Durham College brings delicious treats to Queen’s Park

Students and faculty members recently showcased their culinary mastery at College Day at Queen’s Park.

Representatives from Durham College’s (DC) Faculty of Hospitality and Horticultural Science traveled to Toronto for Colleges Ontario’s annual showcase of the province’s post-secondary institutions. This year’s event focused on culinary innovation, and two of DC’s successful (and delicious) applied research projects were on display.

In collaboration with the Centre for Craft Brewing Innovation (CCBI), two Horticulture – Food and Farming students presented Lucky Farmer Honey Ginger Ale. Elliot Berthelet and Danielle Dowd developed the beer as part of their Artisan Product Development course.

“The beer emerged as a love letter to farmers and queer and women brewers everywhere,” explained Berthelet. “We wanted it to be a drinkable summer beer using local ingredients to reflect our own values and approaches to brewing.”

With that in mind, they used honey from the DC apiary and ginger from the greenhouse.

The beer was sampled by many at the event, including representatives from other colleges and members of provincial parliament, and it received rave reviews. But that’s not the only reason the event was rewarding for the students.

“It was a great experience. Getting to see what other schools get up to and the variety of research projects that are happening across the province was really interesting,” said Dowd.

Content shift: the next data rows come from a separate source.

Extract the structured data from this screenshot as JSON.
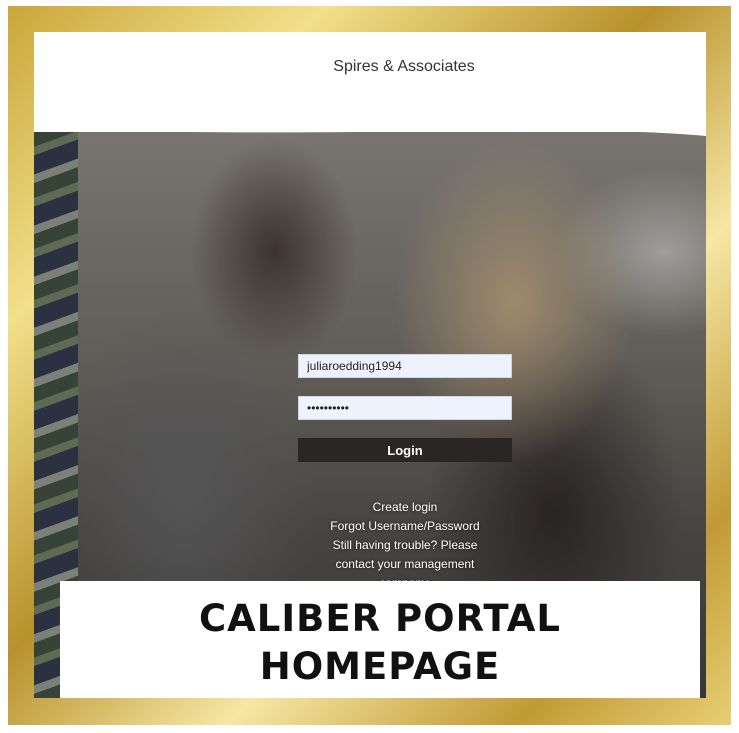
{
  "header": {
    "brand": "Spires & Associates"
  },
  "login": {
    "username_value": "juliaroedding1994",
    "password_value": "••••••••••",
    "login_label": "Login"
  },
  "links": {
    "create_login": "Create login",
    "forgot": "Forgot Username/Password",
    "trouble_line1": "Still having trouble? Please",
    "trouble_line2": "contact your management",
    "trouble_line3": "company."
  },
  "banner": {
    "line1": "CALIBER PORTAL",
    "line2": "HOMEPAGE"
  },
  "colors": {
    "frame_gold": "#c9a63a",
    "button_bg": "#2a2624",
    "field_bg": "#eef2fc"
  }
}
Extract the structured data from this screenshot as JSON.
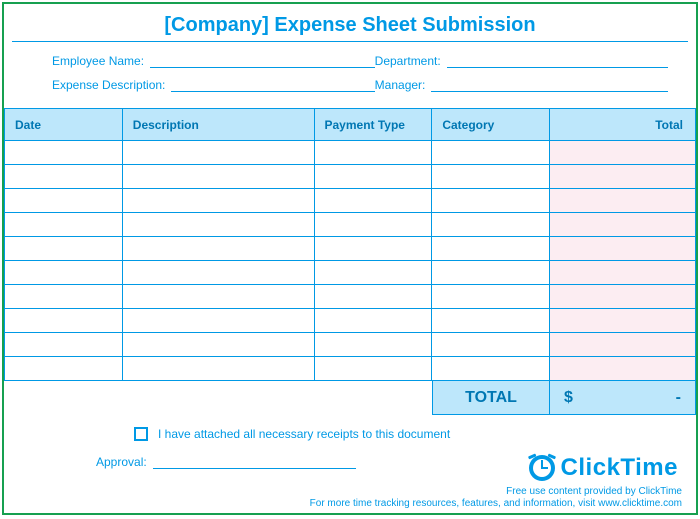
{
  "title": "[Company] Expense Sheet Submission",
  "info": {
    "employee_name_label": "Employee Name:",
    "department_label": "Department:",
    "expense_desc_label": "Expense Description:",
    "manager_label": "Manager:"
  },
  "columns": {
    "date": "Date",
    "description": "Description",
    "payment_type": "Payment Type",
    "category": "Category",
    "total": "Total"
  },
  "rows": [
    {
      "date": "",
      "description": "",
      "payment_type": "",
      "category": "",
      "total": ""
    },
    {
      "date": "",
      "description": "",
      "payment_type": "",
      "category": "",
      "total": ""
    },
    {
      "date": "",
      "description": "",
      "payment_type": "",
      "category": "",
      "total": ""
    },
    {
      "date": "",
      "description": "",
      "payment_type": "",
      "category": "",
      "total": ""
    },
    {
      "date": "",
      "description": "",
      "payment_type": "",
      "category": "",
      "total": ""
    },
    {
      "date": "",
      "description": "",
      "payment_type": "",
      "category": "",
      "total": ""
    },
    {
      "date": "",
      "description": "",
      "payment_type": "",
      "category": "",
      "total": ""
    },
    {
      "date": "",
      "description": "",
      "payment_type": "",
      "category": "",
      "total": ""
    },
    {
      "date": "",
      "description": "",
      "payment_type": "",
      "category": "",
      "total": ""
    },
    {
      "date": "",
      "description": "",
      "payment_type": "",
      "category": "",
      "total": ""
    }
  ],
  "footer": {
    "total_label": "TOTAL",
    "currency": "$",
    "dash": "-"
  },
  "attach": {
    "text": "I have attached all necessary receipts to this document"
  },
  "approval_label": "Approval:",
  "brand": "ClickTime",
  "credit1": "Free use content provided by ClickTime",
  "credit2": "For more time tracking resources, features, and information, visit www.clicktime.com"
}
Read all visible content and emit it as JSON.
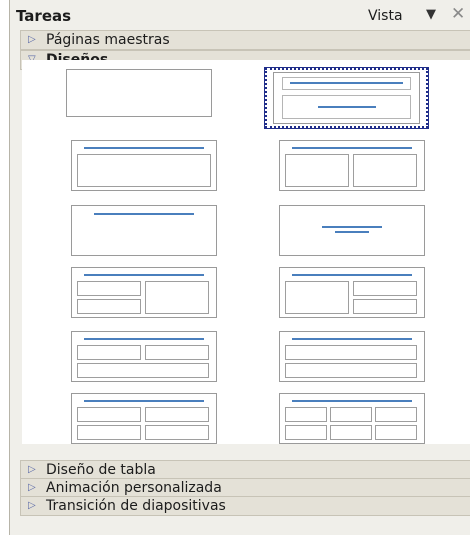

In addition to the beer, the Culinary Management program’s champlain cheese was popular with hungry guests. The product of a happy accident, it was first created when students missed a step in the cheese-making process. The result was a hard, parmesan-style cheese that ages quickly and can be ready for market in two to three months. Parmesan can take as long as two years to be market ready, so the applications were obvious and exciting for David Hawey, professor and Culinary program coordinator.

“We turned it into a research project with a business partner in hopes they’d be able to produce it for sale,” he said.

It was a great day for showcasing some of the innovative work that’s being done at DC’s Whitby campus, according to Wendy Smith, Food and Farming professor and a research coordinator with the Office of Research Services, Innovation and Entrepreneurship (ORSIE).

“It was fantastic. We had lots of repeat customers.”